Few anticipated the political world we inhabit in 2017. Our leaders in Washington, D.C., are determining the most effective ways to advocate for Arizona and get things accomplished under the new Trump administration. Fortunately, here at home, Gov. Doug Ducey and myriad pro-business lawmakers are our strong partners in increasing growth, strengthening competitiveness and continuing the success of Arizona’s business community.
Our priorities for the 2017 legislative session include growing Arizona’s workforce talent pipeline, continuing to move the needle on improving our K-12 and higher education systems and reforming the initiative process, which currently enables out-of-state interests to treat our state as a test bed for ill-conceived proposals.
The Chamber’s economic development team along with the city of Phoenix, Maricopa County and the Arizona Commerce Authority – partners in our Phoenix Forward collaborative economic development initiative – visited more than 900 businesses last year and determined that the top priority for these employers is developing and maintaining access to a qualified workforce.

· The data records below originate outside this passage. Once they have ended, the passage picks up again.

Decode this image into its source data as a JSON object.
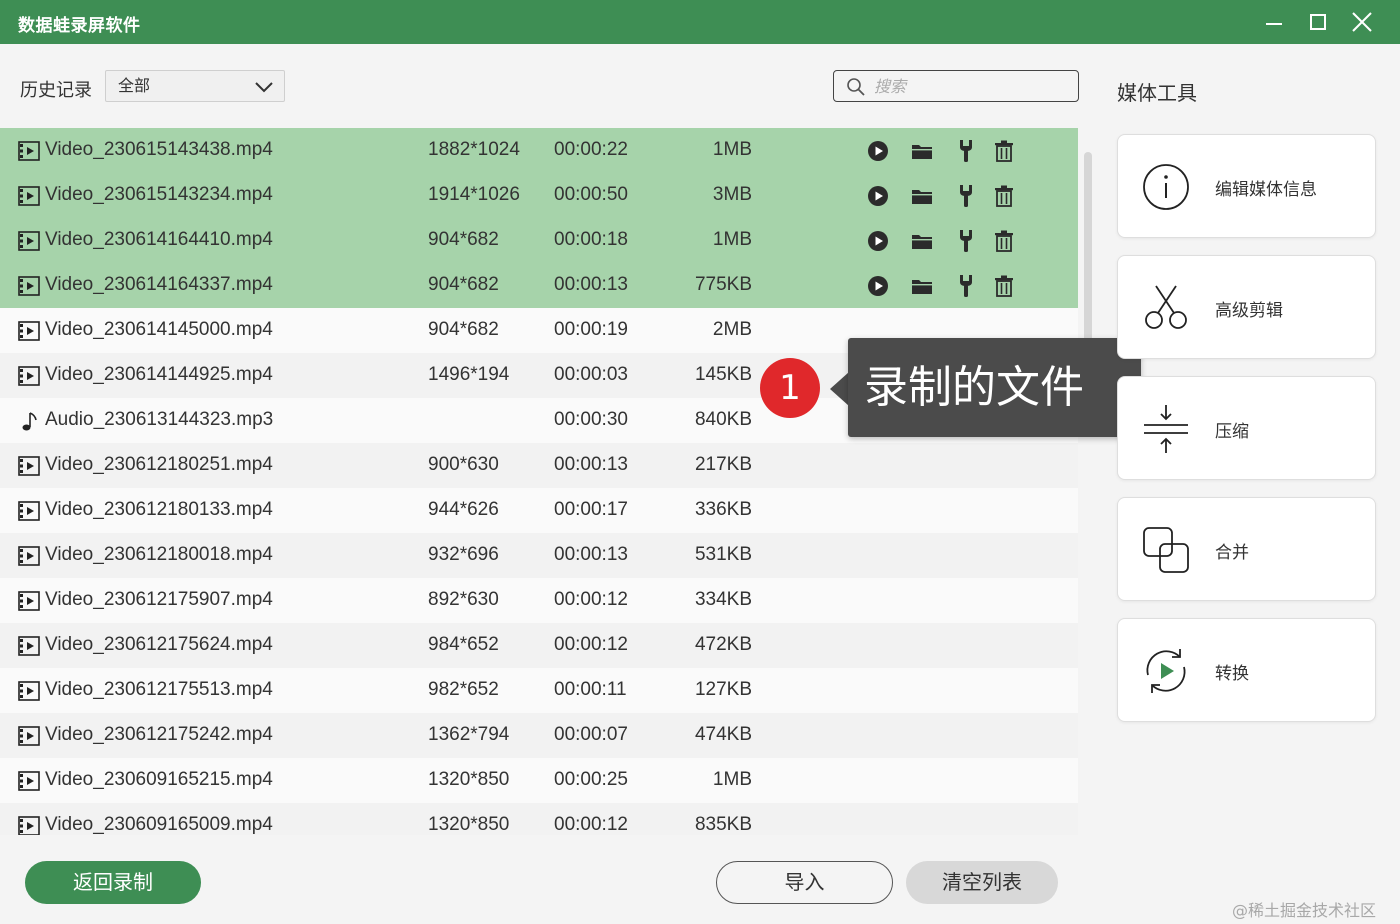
{
  "app": {
    "title": "数据蛙录屏软件",
    "window_controls": [
      "minimize-icon",
      "maximize-icon",
      "close-icon"
    ]
  },
  "filter": {
    "history_label": "历史记录",
    "history_selected": "全部",
    "search_placeholder": "搜索"
  },
  "media_tools": {
    "title": "媒体工具",
    "tools": [
      {
        "label": "编辑媒体信息",
        "icon": "info-icon"
      },
      {
        "label": "高级剪辑",
        "icon": "scissors-icon"
      },
      {
        "label": "压缩",
        "icon": "compress-icon"
      },
      {
        "label": "合并",
        "icon": "merge-icon"
      },
      {
        "label": "转换",
        "icon": "convert-icon"
      }
    ]
  },
  "files": [
    {
      "type": "video",
      "name": "Video_230615143438.mp4",
      "resolution": "1882*1024",
      "duration": "00:00:22",
      "size": "1MB",
      "selected": true
    },
    {
      "type": "video",
      "name": "Video_230615143234.mp4",
      "resolution": "1914*1026",
      "duration": "00:00:50",
      "size": "3MB",
      "selected": true
    },
    {
      "type": "video",
      "name": "Video_230614164410.mp4",
      "resolution": "904*682",
      "duration": "00:00:18",
      "size": "1MB",
      "selected": true
    },
    {
      "type": "video",
      "name": "Video_230614164337.mp4",
      "resolution": "904*682",
      "duration": "00:00:13",
      "size": "775KB",
      "selected": true
    },
    {
      "type": "video",
      "name": "Video_230614145000.mp4",
      "resolution": "904*682",
      "duration": "00:00:19",
      "size": "2MB",
      "selected": false
    },
    {
      "type": "video",
      "name": "Video_230614144925.mp4",
      "resolution": "1496*194",
      "duration": "00:00:03",
      "size": "145KB",
      "selected": false
    },
    {
      "type": "audio",
      "name": "Audio_230613144323.mp3",
      "resolution": "",
      "duration": "00:00:30",
      "size": "840KB",
      "selected": false
    },
    {
      "type": "video",
      "name": "Video_230612180251.mp4",
      "resolution": "900*630",
      "duration": "00:00:13",
      "size": "217KB",
      "selected": false
    },
    {
      "type": "video",
      "name": "Video_230612180133.mp4",
      "resolution": "944*626",
      "duration": "00:00:17",
      "size": "336KB",
      "selected": false
    },
    {
      "type": "video",
      "name": "Video_230612180018.mp4",
      "resolution": "932*696",
      "duration": "00:00:13",
      "size": "531KB",
      "selected": false
    },
    {
      "type": "video",
      "name": "Video_230612175907.mp4",
      "resolution": "892*630",
      "duration": "00:00:12",
      "size": "334KB",
      "selected": false
    },
    {
      "type": "video",
      "name": "Video_230612175624.mp4",
      "resolution": "984*652",
      "duration": "00:00:12",
      "size": "472KB",
      "selected": false
    },
    {
      "type": "video",
      "name": "Video_230612175513.mp4",
      "resolution": "982*652",
      "duration": "00:00:11",
      "size": "127KB",
      "selected": false
    },
    {
      "type": "video",
      "name": "Video_230612175242.mp4",
      "resolution": "1362*794",
      "duration": "00:00:07",
      "size": "474KB",
      "selected": false
    },
    {
      "type": "video",
      "name": "Video_230609165215.mp4",
      "resolution": "1320*850",
      "duration": "00:00:25",
      "size": "1MB",
      "selected": false
    },
    {
      "type": "video",
      "name": "Video_230609165009.mp4",
      "resolution": "1320*850",
      "duration": "00:00:12",
      "size": "835KB",
      "selected": false
    }
  ],
  "row_actions": [
    "play-icon",
    "folder-icon",
    "edit-tool-icon",
    "trash-icon"
  ],
  "callout": {
    "number": "1",
    "text": "录制的文件"
  },
  "footer": {
    "back_label": "返回录制",
    "import_label": "导入",
    "clear_label": "清空列表"
  },
  "watermark": "@稀土掘金技术社区",
  "colors": {
    "brand_green": "#3e8e54",
    "selected_row": "#a6d3aa",
    "callout_red": "#e0282b",
    "callout_bg": "#4b4b4b"
  }
}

The vast majority of our efforts in this area starting last year and through this year are dedicated to building this talent pipeline in the construction, financial services, cybersecurity, compliance and risk management and health care sectors.

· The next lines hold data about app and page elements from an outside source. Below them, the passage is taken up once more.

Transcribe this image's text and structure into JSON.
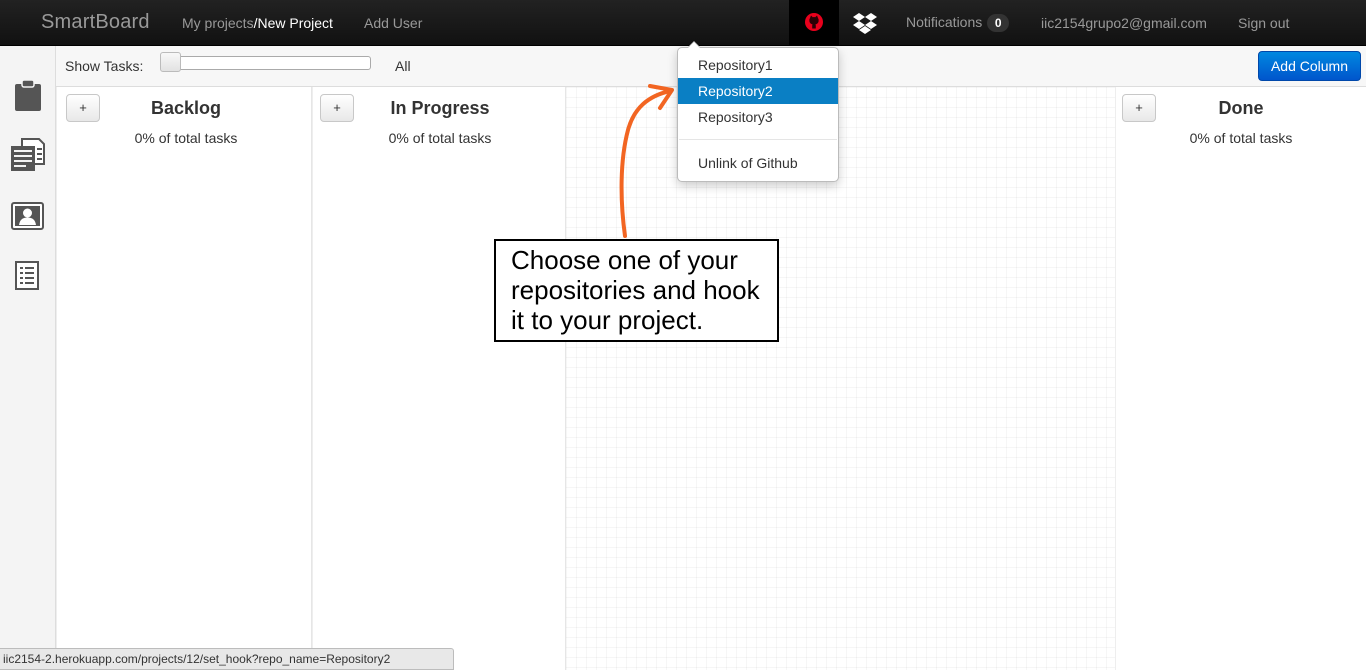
{
  "navbar": {
    "brand": "SmartBoard",
    "breadcrumb_root": "My projects",
    "breadcrumb_current": "/New Project",
    "add_user": "Add User",
    "github_icon": "github-octocat-icon",
    "dropbox_icon": "dropbox-icon",
    "notifications_label": "Notifications",
    "notifications_count": "0",
    "user_email": "iic2154grupo2@gmail.com",
    "sign_out": "Sign out"
  },
  "sidebar": {
    "items": [
      {
        "icon": "clipboard-icon"
      },
      {
        "icon": "documents-icon"
      },
      {
        "icon": "user-profile-icon"
      },
      {
        "icon": "report-icon"
      }
    ]
  },
  "toolbar": {
    "show_tasks_label": "Show Tasks:",
    "slider_value_label": "All",
    "slider_level": 0,
    "add_column": "Add Column"
  },
  "board": {
    "columns": [
      {
        "title": "Backlog",
        "stat": "0% of total tasks",
        "add": "+"
      },
      {
        "title": "In Progress",
        "stat": "0% of total tasks",
        "add": "+"
      },
      {
        "title": "Done",
        "stat": "0% of total tasks",
        "add": "+"
      }
    ]
  },
  "github_dropdown": {
    "items": [
      "Repository1",
      "Repository2",
      "Repository3"
    ],
    "active_item": "Repository2",
    "unlink": "Unlink of Github"
  },
  "annotation": {
    "text": "Choose one of your repositories and hook it to your project.",
    "arrow_color": "#f26522"
  },
  "status_bar": {
    "url": "iic2154-2.herokuapp.com/projects/12/set_hook?repo_name=Repository2"
  },
  "colors": {
    "navbar_bg": "#111111",
    "accent_blue": "#0066dd",
    "dropdown_active": "#0a7fc4",
    "github_icon": "#e8001c"
  }
}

Key to this work is bolstering our state’s education system at every level, from kindergarten through college.
The teachers, families and education and business advocates who coalesced last year to ensure the passage of Proposition 123 deserve our whole-hearted thanks. The successful measure to bring $3.5 billion in new money to Arizona K-12 schools topped Governor Ducey’s list of accomplishments in 2016.
I applaud the governor’s dedication to keep education a centerpiece of his administration with pledges during his 2017 State of the State address to call for school investment above inflationary increases each year; permanently increase teacher salaries beyond those afforded by local overrides and Prop. 123 and create an Arizona Teachers Academy that pays for teachers’ education, allowing them to graduate debt-free with a job waiting.

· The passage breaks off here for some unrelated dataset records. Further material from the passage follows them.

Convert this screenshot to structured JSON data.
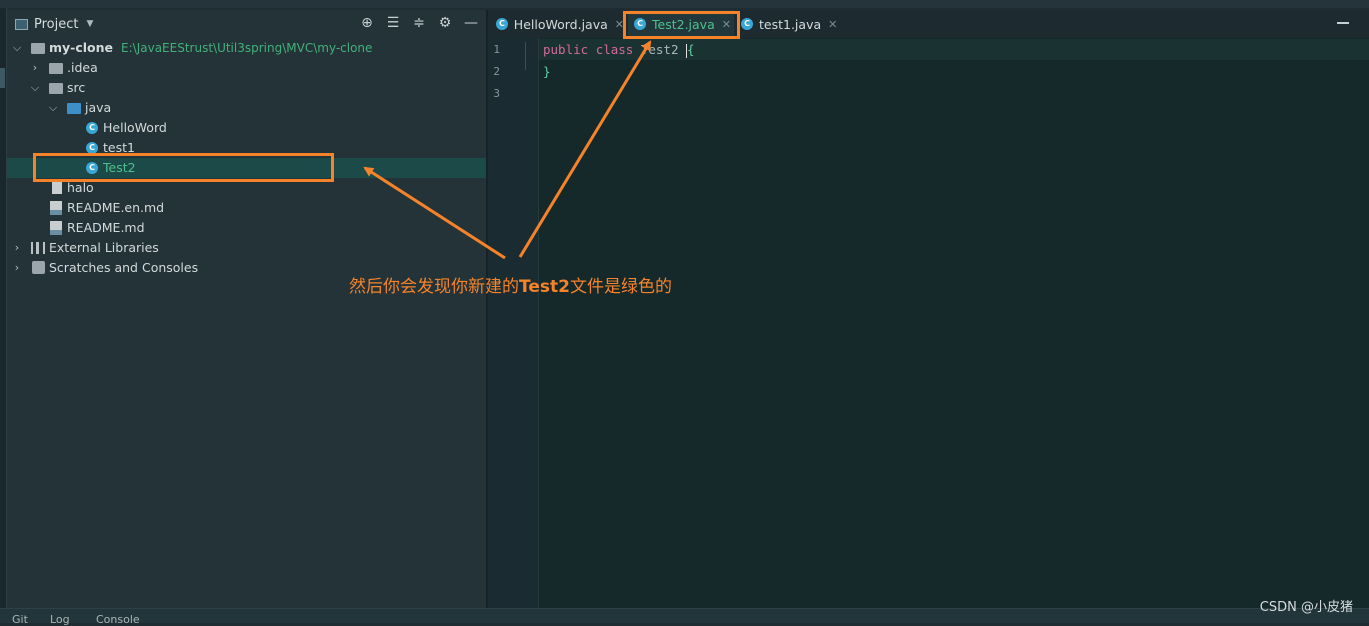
{
  "project_panel": {
    "title": "Project",
    "icons": [
      "target-icon",
      "expand-all-icon",
      "collapse-all-icon",
      "gear-icon",
      "minimize-icon"
    ]
  },
  "tree": [
    {
      "label": "my-clone",
      "path": "E:\\JavaEEStrust\\Util3spring\\MVC\\my-clone",
      "icon": "module-folder-icon"
    },
    {
      "label": ".idea",
      "icon": "folder-icon"
    },
    {
      "label": "src",
      "icon": "folder-icon"
    },
    {
      "label": "java",
      "icon": "source-folder-icon"
    },
    {
      "label": "HelloWord",
      "icon": "java-class-icon"
    },
    {
      "label": "test1",
      "icon": "java-class-icon"
    },
    {
      "label": "Test2",
      "icon": "java-class-icon"
    },
    {
      "label": "halo",
      "icon": "file-icon"
    },
    {
      "label": "README.en.md",
      "icon": "markdown-icon"
    },
    {
      "label": "README.md",
      "icon": "markdown-icon"
    },
    {
      "label": "External Libraries",
      "icon": "libraries-icon"
    },
    {
      "label": "Scratches and Consoles",
      "icon": "scratches-icon"
    }
  ],
  "tabs": [
    {
      "label": "HelloWord.java",
      "closable": true
    },
    {
      "label": "Test2.java",
      "closable": true,
      "active": true
    },
    {
      "label": "test1.java",
      "closable": true
    }
  ],
  "editor": {
    "line_numbers": [
      "1",
      "2",
      "3"
    ],
    "code": {
      "keyword1": "public",
      "keyword2": "class",
      "name": "Test2",
      "open_brace": "{",
      "close_brace": "}"
    }
  },
  "status_tabs": [
    "Git",
    "Log",
    "Console"
  ],
  "annotation": {
    "text_prefix": "然后你会发现你新建的",
    "text_bold": "Test2",
    "text_suffix": "文件是绿色的",
    "color": "#f5832a"
  },
  "watermark": "CSDN @小皮猪",
  "colors": {
    "new_file_green": "#4fc08d",
    "selection": "#1b4a48",
    "keyword": "#cf6a9b"
  }
}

To read the viewpoint article in its entirety on the Arizona Capitol Times’ website, visit here.